BEGIN

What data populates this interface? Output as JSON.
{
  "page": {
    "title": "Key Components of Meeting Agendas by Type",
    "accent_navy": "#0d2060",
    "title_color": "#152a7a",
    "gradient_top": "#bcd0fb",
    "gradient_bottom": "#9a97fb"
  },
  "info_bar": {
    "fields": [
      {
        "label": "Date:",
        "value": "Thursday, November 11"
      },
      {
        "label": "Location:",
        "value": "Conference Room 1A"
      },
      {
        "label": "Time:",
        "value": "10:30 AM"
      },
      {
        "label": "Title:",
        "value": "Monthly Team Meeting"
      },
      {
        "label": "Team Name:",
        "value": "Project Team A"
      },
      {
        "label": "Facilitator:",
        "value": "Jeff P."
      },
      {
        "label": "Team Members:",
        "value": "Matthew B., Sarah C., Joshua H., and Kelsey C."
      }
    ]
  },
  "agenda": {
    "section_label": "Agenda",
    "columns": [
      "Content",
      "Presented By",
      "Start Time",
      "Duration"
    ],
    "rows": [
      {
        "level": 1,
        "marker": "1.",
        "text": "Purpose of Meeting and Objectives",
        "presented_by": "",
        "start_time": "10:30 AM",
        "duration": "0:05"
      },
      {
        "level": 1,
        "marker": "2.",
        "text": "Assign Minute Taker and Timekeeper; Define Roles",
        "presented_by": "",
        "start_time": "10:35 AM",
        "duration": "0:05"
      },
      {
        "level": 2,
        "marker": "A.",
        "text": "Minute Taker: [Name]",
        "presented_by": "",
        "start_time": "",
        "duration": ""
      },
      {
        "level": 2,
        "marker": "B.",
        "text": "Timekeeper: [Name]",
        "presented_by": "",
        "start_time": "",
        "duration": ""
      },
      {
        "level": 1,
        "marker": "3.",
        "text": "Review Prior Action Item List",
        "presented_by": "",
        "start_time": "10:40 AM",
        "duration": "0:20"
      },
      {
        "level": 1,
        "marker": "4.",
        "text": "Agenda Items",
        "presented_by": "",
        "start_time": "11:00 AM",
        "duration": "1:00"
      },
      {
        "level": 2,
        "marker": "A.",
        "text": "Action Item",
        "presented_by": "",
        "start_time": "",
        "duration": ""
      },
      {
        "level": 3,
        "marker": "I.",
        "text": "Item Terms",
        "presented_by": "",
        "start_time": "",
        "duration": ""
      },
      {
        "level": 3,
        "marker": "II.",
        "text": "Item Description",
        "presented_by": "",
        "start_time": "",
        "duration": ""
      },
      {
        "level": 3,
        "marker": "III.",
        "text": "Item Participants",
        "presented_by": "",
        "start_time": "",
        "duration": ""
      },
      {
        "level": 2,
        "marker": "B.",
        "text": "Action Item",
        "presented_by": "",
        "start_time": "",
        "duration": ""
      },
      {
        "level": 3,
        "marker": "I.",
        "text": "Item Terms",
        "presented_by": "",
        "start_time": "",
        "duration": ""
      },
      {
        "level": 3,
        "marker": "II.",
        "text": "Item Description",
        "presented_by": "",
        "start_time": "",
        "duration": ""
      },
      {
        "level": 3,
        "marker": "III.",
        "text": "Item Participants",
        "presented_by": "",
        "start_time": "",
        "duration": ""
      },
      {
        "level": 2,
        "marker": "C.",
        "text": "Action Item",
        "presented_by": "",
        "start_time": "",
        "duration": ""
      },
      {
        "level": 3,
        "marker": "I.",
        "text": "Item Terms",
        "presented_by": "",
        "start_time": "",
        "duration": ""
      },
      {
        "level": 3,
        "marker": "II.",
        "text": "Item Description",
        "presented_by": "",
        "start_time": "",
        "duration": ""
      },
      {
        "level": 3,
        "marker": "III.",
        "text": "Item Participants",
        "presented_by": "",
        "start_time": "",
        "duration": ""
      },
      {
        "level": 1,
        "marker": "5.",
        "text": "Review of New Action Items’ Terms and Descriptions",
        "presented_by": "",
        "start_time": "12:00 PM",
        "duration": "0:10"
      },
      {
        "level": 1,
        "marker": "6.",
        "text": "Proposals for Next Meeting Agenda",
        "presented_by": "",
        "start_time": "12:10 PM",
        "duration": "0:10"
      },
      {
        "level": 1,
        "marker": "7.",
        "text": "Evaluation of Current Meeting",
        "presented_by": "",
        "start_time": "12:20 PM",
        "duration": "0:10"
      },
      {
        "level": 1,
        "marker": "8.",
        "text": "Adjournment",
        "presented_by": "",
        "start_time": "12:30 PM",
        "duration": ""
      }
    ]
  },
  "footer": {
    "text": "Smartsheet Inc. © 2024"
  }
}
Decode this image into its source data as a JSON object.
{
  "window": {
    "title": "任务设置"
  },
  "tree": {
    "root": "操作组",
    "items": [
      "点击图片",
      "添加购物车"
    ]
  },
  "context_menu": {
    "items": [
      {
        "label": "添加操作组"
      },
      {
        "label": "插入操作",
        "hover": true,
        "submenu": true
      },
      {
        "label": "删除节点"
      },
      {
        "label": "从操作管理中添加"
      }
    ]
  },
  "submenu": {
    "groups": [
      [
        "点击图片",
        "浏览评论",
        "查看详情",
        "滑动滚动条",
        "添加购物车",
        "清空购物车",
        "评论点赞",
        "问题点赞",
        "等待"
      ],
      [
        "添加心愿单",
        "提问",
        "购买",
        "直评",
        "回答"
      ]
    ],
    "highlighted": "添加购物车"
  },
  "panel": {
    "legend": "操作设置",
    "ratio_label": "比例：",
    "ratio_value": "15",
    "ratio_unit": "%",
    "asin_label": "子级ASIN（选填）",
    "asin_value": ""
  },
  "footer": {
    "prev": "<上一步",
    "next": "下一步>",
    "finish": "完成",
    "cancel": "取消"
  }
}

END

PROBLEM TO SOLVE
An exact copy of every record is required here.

RESULT BELOW
What data populates this interface? Output as JSON.
{
  "page": {
    "title": "Key Components of Meeting Agendas by Type",
    "accent_navy": "#0d2060",
    "title_color": "#152a7a",
    "gradient_top": "#bcd0fb",
    "gradient_bottom": "#9a97fb"
  },
  "info_bar": {
    "fields": [
      {
        "label": "Date:",
        "value": "Thursday, November 11"
      },
      {
        "label": "Location:",
        "value": "Conference Room 1A"
      },
      {
        "label": "Time:",
        "value": "10:30 AM"
      },
      {
        "label": "Title:",
        "value": "Monthly Team Meeting"
      },
      {
        "label": "Team Name:",
        "value": "Project Team A"
      },
      {
        "label": "Facilitator:",
        "value": "Jeff P."
      },
      {
        "label": "Team Members:",
        "value": "Matthew B., Sarah C., Joshua H., and Kelsey C."
      }
    ]
  },
  "agenda": {
    "section_label": "Agenda",
    "columns": [
      "Content",
      "Presented By",
      "Start Time",
      "Duration"
    ],
    "rows": [
      {
        "level": 1,
        "marker": "1.",
        "text": "Purpose of Meeting and Objectives",
        "presented_by": "",
        "start_time": "10:30 AM",
        "duration": "0:05"
      },
      {
        "level": 1,
        "marker": "2.",
        "text": "Assign Minute Taker and Timekeeper; Define Roles",
        "presented_by": "",
        "start_time": "10:35 AM",
        "duration": "0:05"
      },
      {
        "level": 2,
        "marker": "A.",
        "text": "Minute Taker: [Name]",
        "presented_by": "",
        "start_time": "",
        "duration": ""
      },
      {
        "level": 2,
        "marker": "B.",
        "text": "Timekeeper: [Name]",
        "presented_by": "",
        "start_time": "",
        "duration": ""
      },
      {
        "level": 1,
        "marker": "3.",
        "text": "Review Prior Action Item List",
        "presented_by": "",
        "start_time": "10:40 AM",
        "duration": "0:20"
      },
      {
        "level": 1,
        "marker": "4.",
        "text": "Agenda Items",
        "presented_by": "",
        "start_time": "11:00 AM",
        "duration": "1:00"
      },
      {
        "level": 2,
        "marker": "A.",
        "text": "Action Item",
        "presented_by": "",
        "start_time": "",
        "duration": ""
      },
      {
        "level": 3,
        "marker": "I.",
        "text": "Item Terms",
        "presented_by": "",
        "start_time": "",
        "duration": ""
      },
      {
        "level": 3,
        "marker": "II.",
        "text": "Item Description",
        "presented_by": "",
        "start_time": "",
        "duration": ""
      },
      {
        "level": 3,
        "marker": "III.",
        "text": "Item Participants",
        "presented_by": "",
        "start_time": "",
        "duration": ""
      },
      {
        "level": 2,
        "marker": "B.",
        "text": "Action Item",
        "presented_by": "",
        "start_time": "",
        "duration": ""
      },
      {
        "level": 3,
        "marker": "I.",
        "text": "Item Terms",
        "presented_by": "",
        "start_time": "",
        "duration": ""
      },
      {
        "level": 3,
        "marker": "II.",
        "text": "Item Description",
        "presented_by": "",
        "start_time": "",
        "duration": ""
      },
      {
        "level": 3,
        "marker": "III.",
        "text": "Item Participants",
        "presented_by": "",
        "start_time": "",
        "duration": ""
      },
      {
        "level": 2,
        "marker": "C.",
        "text": "Action Item",
        "presented_by": "",
        "start_time": "",
        "duration": ""
      },
      {
        "level": 3,
        "marker": "I.",
        "text": "Item Terms",
        "presented_by": "",
        "start_time": "",
        "duration": ""
      },
      {
        "level": 3,
        "marker": "II.",
        "text": "Item Description",
        "presented_by": "",
        "start_time": "",
        "duration": ""
      },
      {
        "level": 3,
        "marker": "III.",
        "text": "Item Participants",
        "presented_by": "",
        "start_time": "",
        "duration": ""
      },
      {
        "level": 1,
        "marker": "5.",
        "text": "Review of New Action Items’ Terms and Descriptions",
        "presented_by": "",
        "start_time": "12:00 PM",
        "duration": "0:10"
      },
      {
        "level": 1,
        "marker": "6.",
        "text": "Proposals for Next Meeting Agenda",
        "presented_by": "",
        "start_time": "12:10 PM",
        "duration": "0:10"
      },
      {
        "level": 1,
        "marker": "7.",
        "text": "Evaluation of Current Meeting",
        "presented_by": "",
        "start_time": "12:20 PM",
        "duration": "0:10"
      },
      {
        "level": 1,
        "marker": "8.",
        "text": "Adjournment",
        "presented_by": "",
        "start_time": "12:30 PM",
        "duration": ""
      }
    ]
  },
  "footer": {
    "text": "Smartsheet Inc. © 2024"
  }
}
Decode this image into its source data as a JSON object.
{
  "window": {
    "title": "任务设置"
  },
  "tree": {
    "root": "操作组",
    "items": [
      "点击图片",
      "添加购物车"
    ]
  },
  "context_menu": {
    "items": [
      {
        "label": "添加操作组"
      },
      {
        "label": "插入操作",
        "hover": true,
        "submenu": true
      },
      {
        "label": "删除节点"
      },
      {
        "label": "从操作管理中添加"
      }
    ]
  },
  "submenu": {
    "groups": [
      [
        "点击图片",
        "浏览评论",
        "查看详情",
        "滑动滚动条",
        "添加购物车",
        "清空购物车",
        "评论点赞",
        "问题点赞",
        "等待"
      ],
      [
        "添加心愿单",
        "提问",
        "购买",
        "直评",
        "回答"
      ]
    ],
    "highlighted": "添加购物车"
  },
  "panel": {
    "legend": "操作设置",
    "ratio_label": "比例：",
    "ratio_value": "15",
    "ratio_unit": "%",
    "asin_label": "子级ASIN（选填）",
    "asin_value": ""
  },
  "footer": {
    "prev": "<上一步",
    "next": "下一步>",
    "finish": "完成",
    "cancel": "取消"
  }
}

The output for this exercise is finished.